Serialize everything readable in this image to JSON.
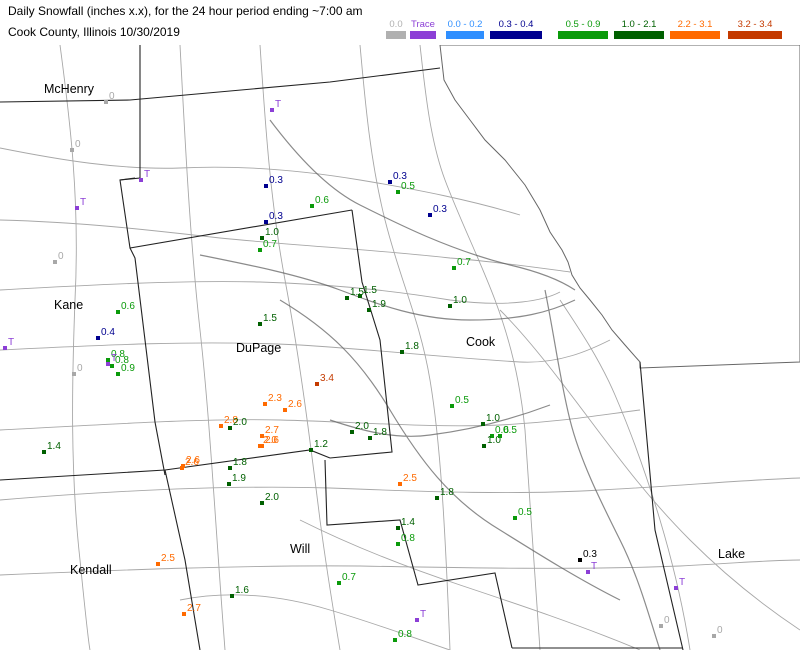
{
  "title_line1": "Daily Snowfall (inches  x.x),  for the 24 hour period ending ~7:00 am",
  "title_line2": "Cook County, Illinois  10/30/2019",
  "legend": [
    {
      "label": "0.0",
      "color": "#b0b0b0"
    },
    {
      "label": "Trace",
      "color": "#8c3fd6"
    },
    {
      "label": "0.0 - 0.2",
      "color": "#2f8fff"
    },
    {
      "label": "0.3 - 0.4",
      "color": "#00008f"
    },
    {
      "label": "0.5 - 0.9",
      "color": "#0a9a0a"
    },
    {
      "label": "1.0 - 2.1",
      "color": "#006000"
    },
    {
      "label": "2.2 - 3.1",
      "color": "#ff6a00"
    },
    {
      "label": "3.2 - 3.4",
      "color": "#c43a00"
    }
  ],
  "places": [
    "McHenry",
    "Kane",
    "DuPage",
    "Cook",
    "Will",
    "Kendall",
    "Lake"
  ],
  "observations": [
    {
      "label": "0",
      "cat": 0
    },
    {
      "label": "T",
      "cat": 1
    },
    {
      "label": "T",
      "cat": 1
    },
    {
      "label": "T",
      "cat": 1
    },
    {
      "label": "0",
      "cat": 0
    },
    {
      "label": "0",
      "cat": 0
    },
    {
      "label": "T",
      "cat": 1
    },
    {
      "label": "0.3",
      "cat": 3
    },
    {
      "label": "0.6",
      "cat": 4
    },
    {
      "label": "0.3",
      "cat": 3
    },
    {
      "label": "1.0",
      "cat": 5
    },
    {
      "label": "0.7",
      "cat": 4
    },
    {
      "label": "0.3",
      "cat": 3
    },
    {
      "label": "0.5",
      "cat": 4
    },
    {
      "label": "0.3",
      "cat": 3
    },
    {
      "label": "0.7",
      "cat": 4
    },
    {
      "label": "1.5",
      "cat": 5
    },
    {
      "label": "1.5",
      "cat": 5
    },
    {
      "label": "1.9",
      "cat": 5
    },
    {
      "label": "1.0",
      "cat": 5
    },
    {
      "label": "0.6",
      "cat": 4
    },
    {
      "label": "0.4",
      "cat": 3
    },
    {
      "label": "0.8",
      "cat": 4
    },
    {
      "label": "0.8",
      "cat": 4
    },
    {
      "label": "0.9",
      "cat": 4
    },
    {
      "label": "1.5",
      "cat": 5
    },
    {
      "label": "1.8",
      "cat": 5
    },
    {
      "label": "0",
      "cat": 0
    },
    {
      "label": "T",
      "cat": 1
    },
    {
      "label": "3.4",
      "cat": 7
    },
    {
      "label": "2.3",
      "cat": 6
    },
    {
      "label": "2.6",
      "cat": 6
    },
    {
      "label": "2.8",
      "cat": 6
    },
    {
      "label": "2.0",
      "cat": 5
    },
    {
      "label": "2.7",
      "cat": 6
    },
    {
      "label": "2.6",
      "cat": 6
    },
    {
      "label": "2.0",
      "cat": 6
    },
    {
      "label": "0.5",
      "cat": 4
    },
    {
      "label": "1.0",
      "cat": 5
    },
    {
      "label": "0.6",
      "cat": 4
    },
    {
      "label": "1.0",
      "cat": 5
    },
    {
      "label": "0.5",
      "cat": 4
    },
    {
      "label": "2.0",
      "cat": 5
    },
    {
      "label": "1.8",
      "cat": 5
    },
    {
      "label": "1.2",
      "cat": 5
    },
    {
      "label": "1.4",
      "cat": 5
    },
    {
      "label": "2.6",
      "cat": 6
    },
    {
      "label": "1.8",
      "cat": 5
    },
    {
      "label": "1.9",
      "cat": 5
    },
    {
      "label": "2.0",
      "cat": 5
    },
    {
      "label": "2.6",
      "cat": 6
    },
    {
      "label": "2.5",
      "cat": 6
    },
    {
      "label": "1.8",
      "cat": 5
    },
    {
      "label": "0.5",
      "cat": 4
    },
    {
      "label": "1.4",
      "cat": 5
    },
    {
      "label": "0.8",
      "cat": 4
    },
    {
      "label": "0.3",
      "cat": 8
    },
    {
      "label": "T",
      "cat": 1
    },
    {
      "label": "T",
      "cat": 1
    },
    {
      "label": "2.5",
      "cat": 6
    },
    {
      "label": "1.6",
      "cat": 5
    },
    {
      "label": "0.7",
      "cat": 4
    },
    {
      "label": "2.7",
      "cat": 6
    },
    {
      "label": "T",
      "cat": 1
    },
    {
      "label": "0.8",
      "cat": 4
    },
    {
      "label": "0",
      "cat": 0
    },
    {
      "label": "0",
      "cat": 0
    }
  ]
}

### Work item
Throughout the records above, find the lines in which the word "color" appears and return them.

### Response
      "color": "#b0b0b0"
      "color": "#8c3fd6"
      "color": "#2f8fff"
      "color": "#00008f"
      "color": "#0a9a0a"
      "color": "#006000"
      "color": "#ff6a00"
      "color": "#c43a00"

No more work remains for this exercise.